Many early and prominent Joplin men could lay claim to the “rags to riches” story. Jesse Starr was one such man. His grit and determination carried him from the Lanyon Smelting Company in Kansas where he began working in 1876, at the age of fifteen, to the Lanyon-Starr Smelting Company that he organized in 1897.
Success continued to follow and in 1905, he organized the Conqueror Trust Company with William Houk, John Gmeiner, and Julius Becker. He served as the company’s vice-president.
Starr hired Garstang and Rea to design his Colonial Revival style house. It was completed sometime around 1903. The classic details on this home were a perfect example of what appeared on many homes built in the early part of the twentieth century. The heavily detailed cornices on the roof and porch are decorated with modillions. Other interesting features were the upper porch balustrades and upper-story bay window.
In 1936, Starr hired A.S. Greenwell to modify the structure. He created a duplex with one apartment on the upper story and one on the lower. The upper-story bay window and modillions are the few remaining details of the original design.
Mr. Starr (1865-1945) was a self-made man who developed million-dollar industries in
mining, gas leases, real estate holdings, and financial institutions. He contributed
considerable amount of money to charity anonymously. Myrtle Rosa Spicer (1865-1915)
was his first wife, and his second wife was Frances Hayes (1877-1943). Mr. Starr had a
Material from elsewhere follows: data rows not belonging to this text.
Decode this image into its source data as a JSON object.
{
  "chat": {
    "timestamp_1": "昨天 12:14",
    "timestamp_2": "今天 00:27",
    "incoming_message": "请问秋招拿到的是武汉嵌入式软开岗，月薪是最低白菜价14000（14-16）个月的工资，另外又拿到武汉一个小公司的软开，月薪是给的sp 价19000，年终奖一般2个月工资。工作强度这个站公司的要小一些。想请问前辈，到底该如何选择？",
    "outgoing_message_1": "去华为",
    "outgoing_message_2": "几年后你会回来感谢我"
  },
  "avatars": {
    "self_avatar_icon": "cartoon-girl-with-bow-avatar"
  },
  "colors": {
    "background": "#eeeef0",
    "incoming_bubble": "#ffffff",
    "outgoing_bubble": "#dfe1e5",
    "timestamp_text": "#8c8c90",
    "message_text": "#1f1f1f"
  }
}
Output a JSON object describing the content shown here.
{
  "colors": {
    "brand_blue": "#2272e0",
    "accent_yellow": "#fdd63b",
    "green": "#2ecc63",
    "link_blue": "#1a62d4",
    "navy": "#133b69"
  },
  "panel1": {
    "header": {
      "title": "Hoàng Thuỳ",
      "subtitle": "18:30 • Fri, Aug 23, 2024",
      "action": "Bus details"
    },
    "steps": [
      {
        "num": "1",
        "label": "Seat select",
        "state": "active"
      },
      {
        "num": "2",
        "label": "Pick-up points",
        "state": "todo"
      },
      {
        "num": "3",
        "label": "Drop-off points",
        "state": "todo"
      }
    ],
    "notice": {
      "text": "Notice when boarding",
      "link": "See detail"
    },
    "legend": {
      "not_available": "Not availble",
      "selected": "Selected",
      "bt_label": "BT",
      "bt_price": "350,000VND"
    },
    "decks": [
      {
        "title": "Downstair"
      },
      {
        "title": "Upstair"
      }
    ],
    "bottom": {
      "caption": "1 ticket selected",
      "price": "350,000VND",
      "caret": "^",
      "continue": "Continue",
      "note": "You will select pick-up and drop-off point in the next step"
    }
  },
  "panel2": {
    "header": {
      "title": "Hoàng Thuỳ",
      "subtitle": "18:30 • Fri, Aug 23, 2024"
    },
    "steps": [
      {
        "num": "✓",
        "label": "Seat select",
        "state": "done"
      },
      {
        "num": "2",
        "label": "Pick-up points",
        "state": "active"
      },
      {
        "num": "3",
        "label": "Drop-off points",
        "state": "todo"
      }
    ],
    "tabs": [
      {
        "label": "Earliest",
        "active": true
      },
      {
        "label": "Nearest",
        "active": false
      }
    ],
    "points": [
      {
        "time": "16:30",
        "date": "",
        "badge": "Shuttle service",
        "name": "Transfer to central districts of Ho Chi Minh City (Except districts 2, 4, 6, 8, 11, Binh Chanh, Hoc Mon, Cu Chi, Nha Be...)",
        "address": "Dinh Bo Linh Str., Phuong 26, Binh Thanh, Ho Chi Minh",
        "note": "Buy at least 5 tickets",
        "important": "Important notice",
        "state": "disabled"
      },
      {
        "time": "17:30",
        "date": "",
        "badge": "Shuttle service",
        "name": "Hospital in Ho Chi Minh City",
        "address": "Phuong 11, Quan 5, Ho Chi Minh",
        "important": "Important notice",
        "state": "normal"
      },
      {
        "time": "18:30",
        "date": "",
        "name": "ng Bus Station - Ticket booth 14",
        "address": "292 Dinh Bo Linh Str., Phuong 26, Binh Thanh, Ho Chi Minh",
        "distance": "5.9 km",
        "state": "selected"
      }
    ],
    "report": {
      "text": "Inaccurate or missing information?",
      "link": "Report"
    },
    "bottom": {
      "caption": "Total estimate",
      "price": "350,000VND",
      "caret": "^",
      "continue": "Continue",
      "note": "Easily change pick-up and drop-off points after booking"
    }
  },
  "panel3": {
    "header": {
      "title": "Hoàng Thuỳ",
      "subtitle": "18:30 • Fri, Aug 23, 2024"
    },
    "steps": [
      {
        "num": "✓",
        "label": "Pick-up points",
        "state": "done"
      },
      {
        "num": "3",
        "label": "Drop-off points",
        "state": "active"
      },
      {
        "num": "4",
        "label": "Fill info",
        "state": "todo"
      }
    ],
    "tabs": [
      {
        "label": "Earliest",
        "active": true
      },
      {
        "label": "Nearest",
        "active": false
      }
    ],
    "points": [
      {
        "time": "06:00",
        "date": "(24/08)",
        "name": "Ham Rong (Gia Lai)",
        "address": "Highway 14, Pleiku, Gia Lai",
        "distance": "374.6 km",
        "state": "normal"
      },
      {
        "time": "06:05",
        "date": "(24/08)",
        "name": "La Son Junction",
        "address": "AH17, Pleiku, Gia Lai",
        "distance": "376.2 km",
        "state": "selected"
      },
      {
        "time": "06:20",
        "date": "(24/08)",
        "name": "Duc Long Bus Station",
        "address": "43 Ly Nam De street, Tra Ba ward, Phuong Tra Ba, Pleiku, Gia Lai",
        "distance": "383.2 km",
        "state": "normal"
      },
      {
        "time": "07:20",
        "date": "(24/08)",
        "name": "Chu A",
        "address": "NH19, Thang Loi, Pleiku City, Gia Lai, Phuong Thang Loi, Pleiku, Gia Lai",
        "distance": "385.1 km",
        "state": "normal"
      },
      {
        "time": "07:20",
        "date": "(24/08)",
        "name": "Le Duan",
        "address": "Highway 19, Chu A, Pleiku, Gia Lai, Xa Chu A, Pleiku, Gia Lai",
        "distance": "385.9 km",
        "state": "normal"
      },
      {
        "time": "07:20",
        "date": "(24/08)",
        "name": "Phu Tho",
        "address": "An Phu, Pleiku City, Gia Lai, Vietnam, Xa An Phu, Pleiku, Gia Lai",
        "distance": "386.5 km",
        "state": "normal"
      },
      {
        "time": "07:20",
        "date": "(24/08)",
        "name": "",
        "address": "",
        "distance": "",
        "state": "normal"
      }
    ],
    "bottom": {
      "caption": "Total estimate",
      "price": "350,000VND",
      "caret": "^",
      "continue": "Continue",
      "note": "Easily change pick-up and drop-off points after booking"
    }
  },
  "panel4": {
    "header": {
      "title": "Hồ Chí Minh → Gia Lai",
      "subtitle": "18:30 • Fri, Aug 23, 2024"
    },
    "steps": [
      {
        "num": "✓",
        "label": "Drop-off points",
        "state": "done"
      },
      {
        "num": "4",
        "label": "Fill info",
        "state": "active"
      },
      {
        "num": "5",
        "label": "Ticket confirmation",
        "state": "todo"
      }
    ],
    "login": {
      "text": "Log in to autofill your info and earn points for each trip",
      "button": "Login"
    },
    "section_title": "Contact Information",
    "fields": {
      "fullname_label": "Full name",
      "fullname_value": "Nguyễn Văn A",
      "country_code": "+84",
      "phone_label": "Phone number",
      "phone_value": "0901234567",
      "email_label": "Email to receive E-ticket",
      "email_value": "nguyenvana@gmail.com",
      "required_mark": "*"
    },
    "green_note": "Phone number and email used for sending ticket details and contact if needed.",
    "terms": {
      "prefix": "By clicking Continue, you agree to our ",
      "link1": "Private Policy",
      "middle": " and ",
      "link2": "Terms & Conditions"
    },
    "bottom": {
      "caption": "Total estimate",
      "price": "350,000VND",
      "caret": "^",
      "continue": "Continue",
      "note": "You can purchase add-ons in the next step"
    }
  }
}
summer home in Ephraim, Wisconsin and spent winters in Miami, Florida, where he owned
apartment houses and business lots. He died at his Joplin home.